## Instructions to follow:
The lines below that include "JSON" are to be found and copied.

Dataset rows for apps and sites
⟨

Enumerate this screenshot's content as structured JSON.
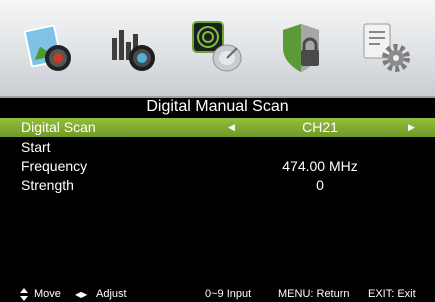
{
  "menu": {
    "tabs": [
      {
        "icon": "picture-icon",
        "active": false
      },
      {
        "icon": "sound-icon",
        "active": false
      },
      {
        "icon": "channel-icon",
        "active": true
      },
      {
        "icon": "lock-icon",
        "active": false
      },
      {
        "icon": "setup-icon",
        "active": false
      }
    ]
  },
  "page": {
    "title": "Digital Manual Scan"
  },
  "rows": [
    {
      "label": "Digital Scan",
      "value": "CH21",
      "selected": true
    },
    {
      "label": "Start",
      "value": ""
    },
    {
      "label": "Frequency",
      "value": "474.00 MHz"
    },
    {
      "label": "Strength",
      "value": "0"
    }
  ],
  "footer": {
    "move": "Move",
    "adjust": "Adjust",
    "input": "0~9 Input",
    "return": "MENU: Return",
    "exit": "EXIT: Exit"
  },
  "colors": {
    "selected_row": "#7fa832",
    "background": "#000000",
    "tab_bar": "#e2e5e8"
  }
}
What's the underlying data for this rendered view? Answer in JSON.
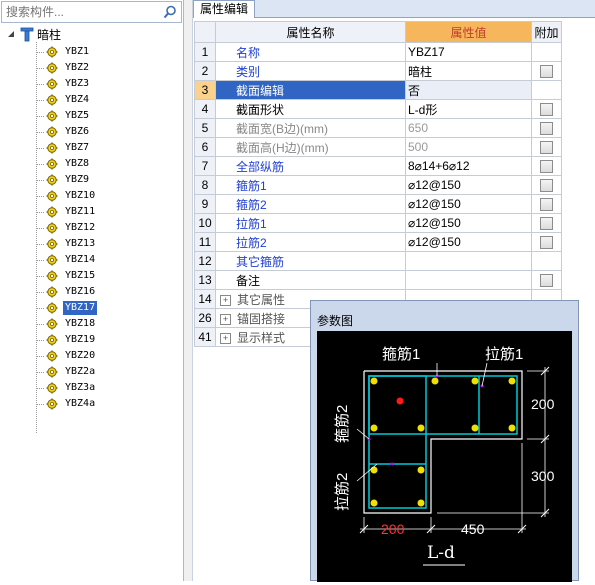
{
  "search": {
    "placeholder": "搜索构件..."
  },
  "tree": {
    "root_label": "暗柱",
    "items": [
      "YBZ1",
      "YBZ2",
      "YBZ3",
      "YBZ4",
      "YBZ5",
      "YBZ6",
      "YBZ7",
      "YBZ8",
      "YBZ9",
      "YBZ10",
      "YBZ11",
      "YBZ12",
      "YBZ13",
      "YBZ14",
      "YBZ15",
      "YBZ16",
      "YBZ17",
      "YBZ18",
      "YBZ19",
      "YBZ20",
      "YBZ2a",
      "YBZ3a",
      "YBZ4a"
    ],
    "selected": "YBZ17"
  },
  "panel": {
    "tab_label": "属性编辑",
    "headers": {
      "name": "属性名称",
      "value": "属性值",
      "extra": "附加"
    },
    "rows": [
      {
        "num": "1",
        "name": "名称",
        "value": "YBZ17",
        "checkbox": false
      },
      {
        "num": "2",
        "name": "类别",
        "value": "暗柱",
        "checkbox": true
      },
      {
        "num": "3",
        "name": "截面编辑",
        "value": "否",
        "checkbox": false
      },
      {
        "num": "4",
        "name": "截面形状",
        "value": "L-d形",
        "checkbox": true
      },
      {
        "num": "5",
        "name": "截面宽(B边)(mm)",
        "value": "650",
        "checkbox": true
      },
      {
        "num": "6",
        "name": "截面高(H边)(mm)",
        "value": "500",
        "checkbox": true
      },
      {
        "num": "7",
        "name": "全部纵筋",
        "value": "8⌀14+6⌀12",
        "checkbox": true
      },
      {
        "num": "8",
        "name": "箍筋1",
        "value": "⌀12@150",
        "checkbox": true
      },
      {
        "num": "9",
        "name": "箍筋2",
        "value": "⌀12@150",
        "checkbox": true
      },
      {
        "num": "10",
        "name": "拉筋1",
        "value": "⌀12@150",
        "checkbox": true
      },
      {
        "num": "11",
        "name": "拉筋2",
        "value": "⌀12@150",
        "checkbox": true
      },
      {
        "num": "12",
        "name": "其它箍筋",
        "value": "",
        "checkbox": false
      },
      {
        "num": "13",
        "name": "备注",
        "value": "",
        "checkbox": true
      },
      {
        "num": "14",
        "name": "其它属性",
        "value": "",
        "checkbox": false
      },
      {
        "num": "26",
        "name": "锚固搭接",
        "value": "",
        "checkbox": false
      },
      {
        "num": "41",
        "name": "显示样式",
        "value": "",
        "checkbox": false
      }
    ]
  },
  "dialog": {
    "title": "参数图",
    "labels": {
      "stirrup1": "箍筋1",
      "tie1": "拉筋1",
      "stirrup2": "箍筋2",
      "tie2": "拉筋2",
      "dim_200_right": "200",
      "dim_300_right": "300",
      "dim_200_bottom": "200",
      "dim_450_bottom": "450",
      "shape": "L-d"
    }
  },
  "colors": {
    "selection": "#3165c4",
    "value_header": "#f6b75c",
    "blue_text": "#1f3fd0",
    "rebar": "#00c8d8",
    "bar_dot": "#f0e000"
  }
}
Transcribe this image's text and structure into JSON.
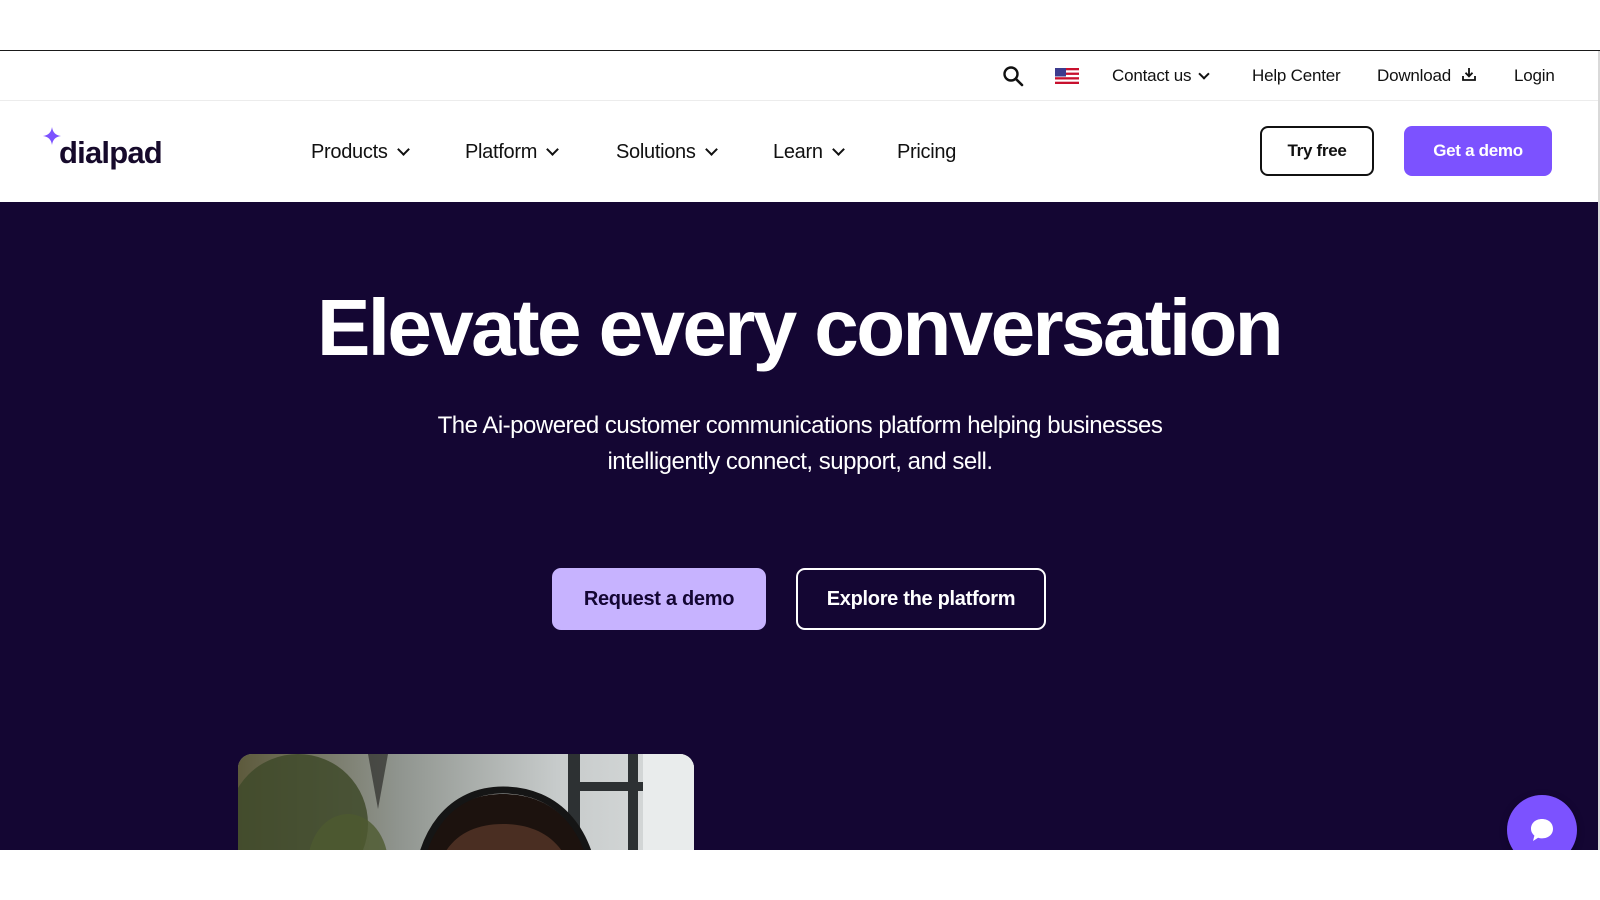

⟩

## Task response:
Enumerate this screenshot's content as structured JSON.
What's the underlying data for this rendered view? Answer in JSON.
Transcribe this image's text and structure into JSON.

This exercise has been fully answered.